- **TASK OBJECTIVE**
Search the material below for the word "kind" and copy every line in which it occurs.

- **DATASET RECORDS**
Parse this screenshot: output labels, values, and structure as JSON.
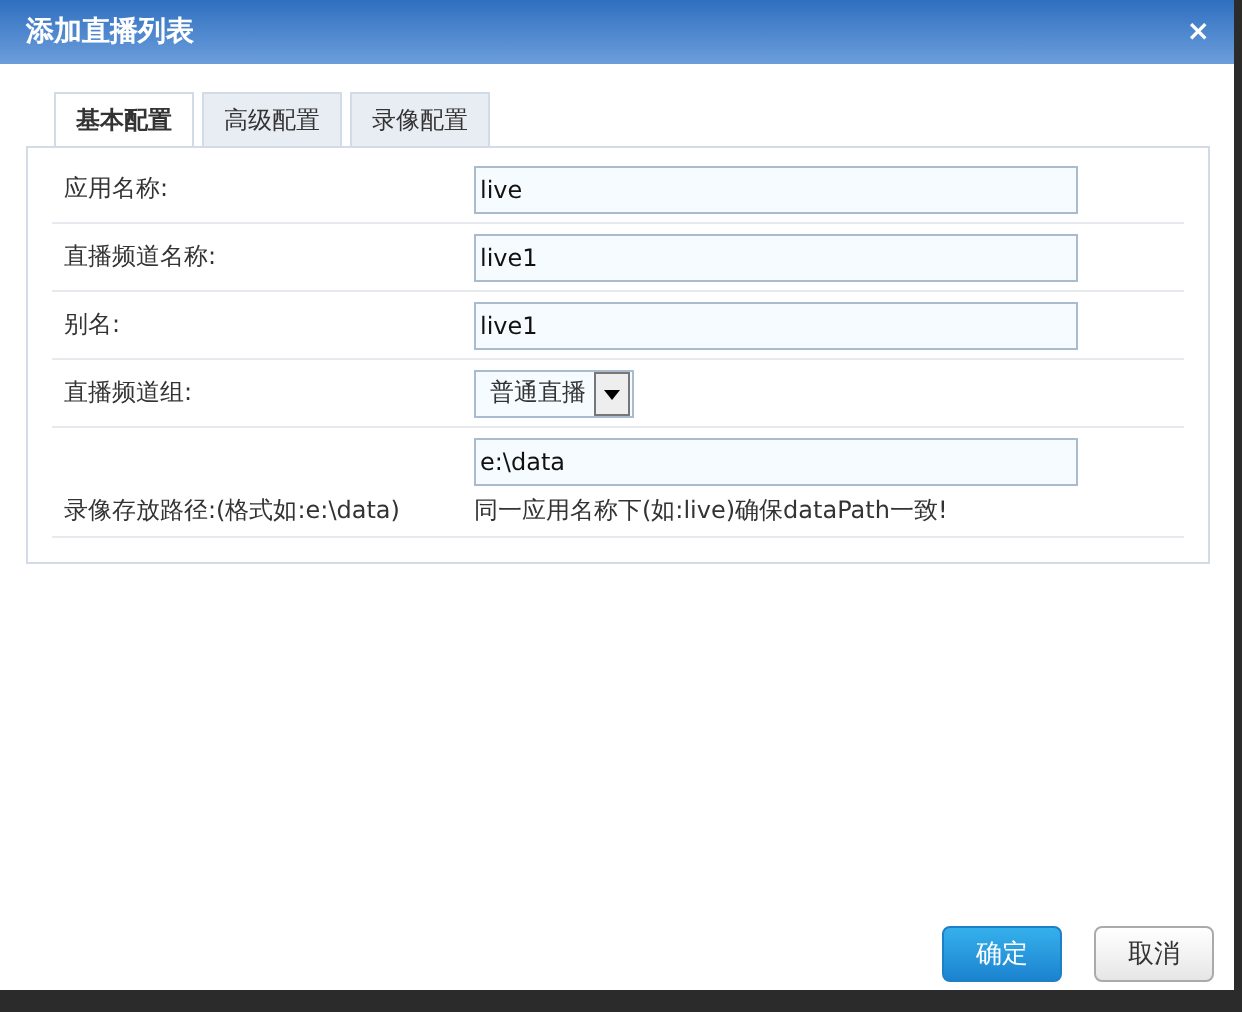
{
  "window": {
    "title": "添加直播列表",
    "close": "×"
  },
  "tabs": [
    {
      "label": "基本配置",
      "selected": true
    },
    {
      "label": "高级配置",
      "selected": false
    },
    {
      "label": "录像配置",
      "selected": false
    }
  ],
  "fields": [
    {
      "kind": "text",
      "label": "应用名称:",
      "value": "live"
    },
    {
      "kind": "text",
      "label": "直播频道名称:",
      "value": "live1"
    },
    {
      "kind": "text",
      "label": "别名:",
      "value": "live1"
    },
    {
      "kind": "select",
      "label": "直播频道组:",
      "value": "普通直播"
    },
    {
      "kind": "text_hint",
      "label": "录像存放路径:(格式如:e:\\data)",
      "value": "e:\\data",
      "hint": "同一应用名称下(如:live)确保dataPath一致!"
    }
  ],
  "buttons": [
    {
      "label": "确定",
      "kind": "primary"
    },
    {
      "label": "取消",
      "kind": "secondary"
    }
  ]
}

- **RESULT OF THE EXERCISE**
      "kind": "text",
      "kind": "text",
      "kind": "text",
      "kind": "select",
      "kind": "text_hint",
      "kind": "primary"
      "kind": "secondary"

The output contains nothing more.